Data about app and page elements

# # #

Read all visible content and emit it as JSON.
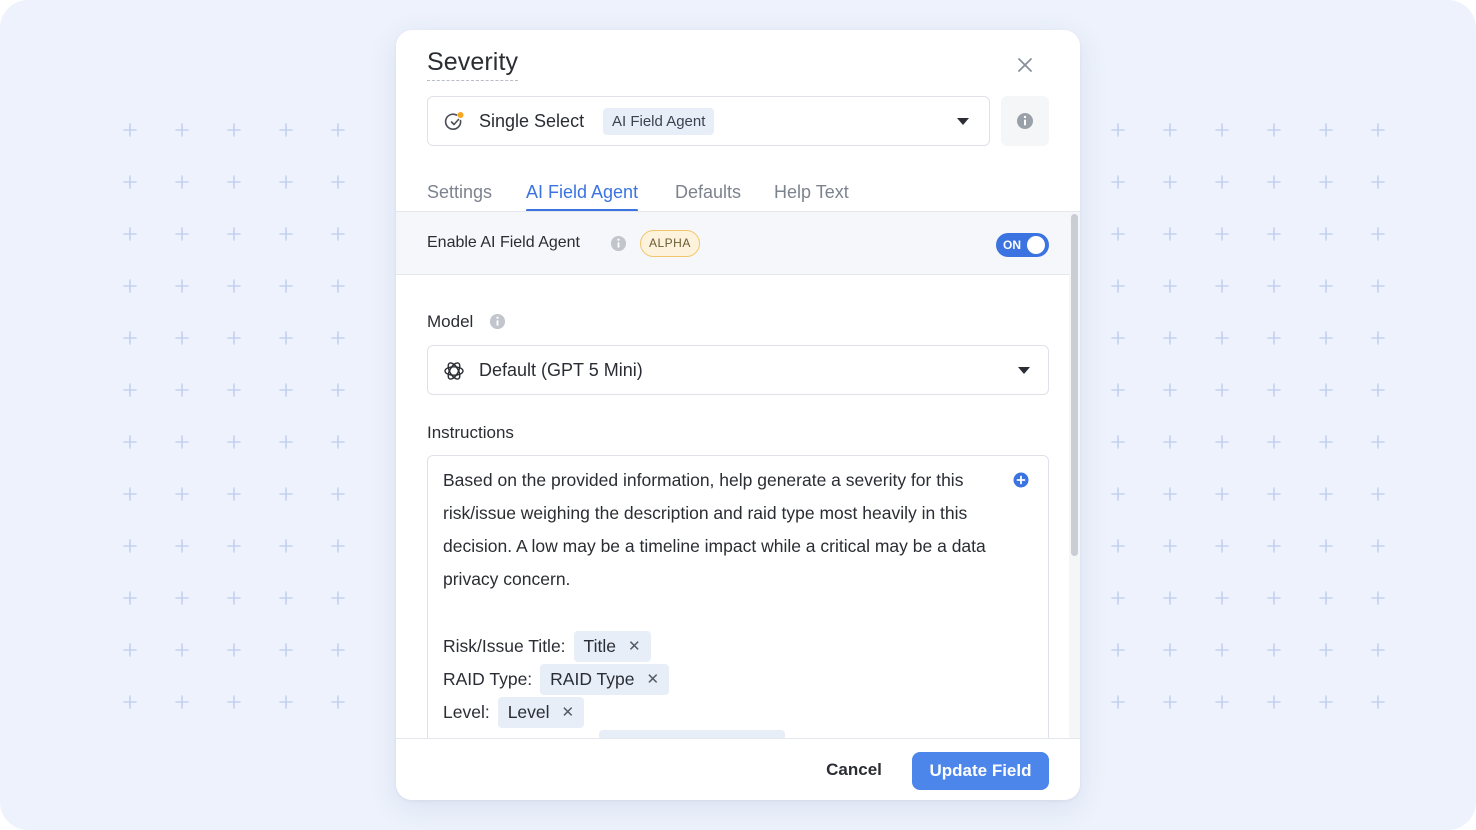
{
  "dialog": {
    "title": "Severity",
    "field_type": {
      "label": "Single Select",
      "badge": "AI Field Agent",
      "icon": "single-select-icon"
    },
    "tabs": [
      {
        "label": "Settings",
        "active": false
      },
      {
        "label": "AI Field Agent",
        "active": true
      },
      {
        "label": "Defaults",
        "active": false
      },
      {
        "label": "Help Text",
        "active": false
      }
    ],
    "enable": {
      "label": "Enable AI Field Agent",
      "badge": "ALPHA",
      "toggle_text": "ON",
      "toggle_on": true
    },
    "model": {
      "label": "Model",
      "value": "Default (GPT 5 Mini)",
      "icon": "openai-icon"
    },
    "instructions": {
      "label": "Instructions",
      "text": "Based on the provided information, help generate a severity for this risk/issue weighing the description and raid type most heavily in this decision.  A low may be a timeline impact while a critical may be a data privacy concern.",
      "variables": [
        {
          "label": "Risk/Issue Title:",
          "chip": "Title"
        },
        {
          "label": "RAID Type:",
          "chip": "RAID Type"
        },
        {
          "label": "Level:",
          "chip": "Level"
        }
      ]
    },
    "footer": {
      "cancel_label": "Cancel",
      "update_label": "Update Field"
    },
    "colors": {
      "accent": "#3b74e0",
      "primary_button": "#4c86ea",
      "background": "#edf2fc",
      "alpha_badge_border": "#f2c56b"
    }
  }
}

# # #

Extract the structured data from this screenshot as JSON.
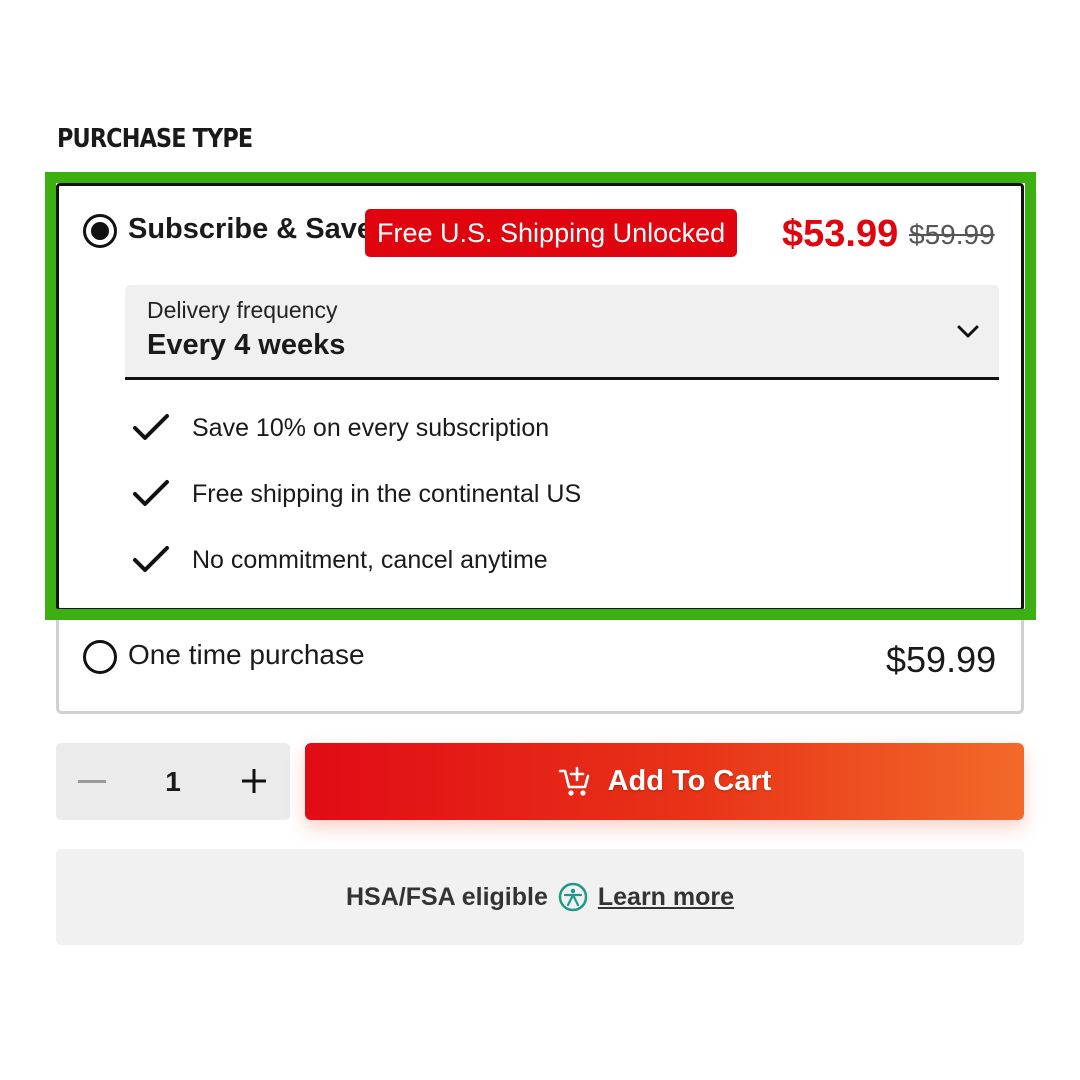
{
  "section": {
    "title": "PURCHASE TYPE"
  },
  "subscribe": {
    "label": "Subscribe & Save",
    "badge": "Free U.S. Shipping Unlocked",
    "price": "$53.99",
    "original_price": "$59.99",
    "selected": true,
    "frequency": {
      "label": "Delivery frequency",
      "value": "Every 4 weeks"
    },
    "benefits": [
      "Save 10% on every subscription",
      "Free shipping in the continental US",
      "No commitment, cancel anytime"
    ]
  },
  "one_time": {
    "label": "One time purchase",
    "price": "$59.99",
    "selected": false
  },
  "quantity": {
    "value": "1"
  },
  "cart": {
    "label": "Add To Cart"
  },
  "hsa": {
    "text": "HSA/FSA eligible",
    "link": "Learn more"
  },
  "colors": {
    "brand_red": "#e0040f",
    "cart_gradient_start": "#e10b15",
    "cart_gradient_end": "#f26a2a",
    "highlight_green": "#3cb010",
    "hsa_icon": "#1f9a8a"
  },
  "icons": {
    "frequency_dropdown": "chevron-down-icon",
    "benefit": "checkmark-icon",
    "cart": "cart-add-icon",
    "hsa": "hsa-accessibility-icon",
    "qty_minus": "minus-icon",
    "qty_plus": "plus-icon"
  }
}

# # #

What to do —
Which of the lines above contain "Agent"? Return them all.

Output —
      "badge": "AI Field Agent",
        "label": "AI Field Agent",
      "label": "Enable AI Field Agent",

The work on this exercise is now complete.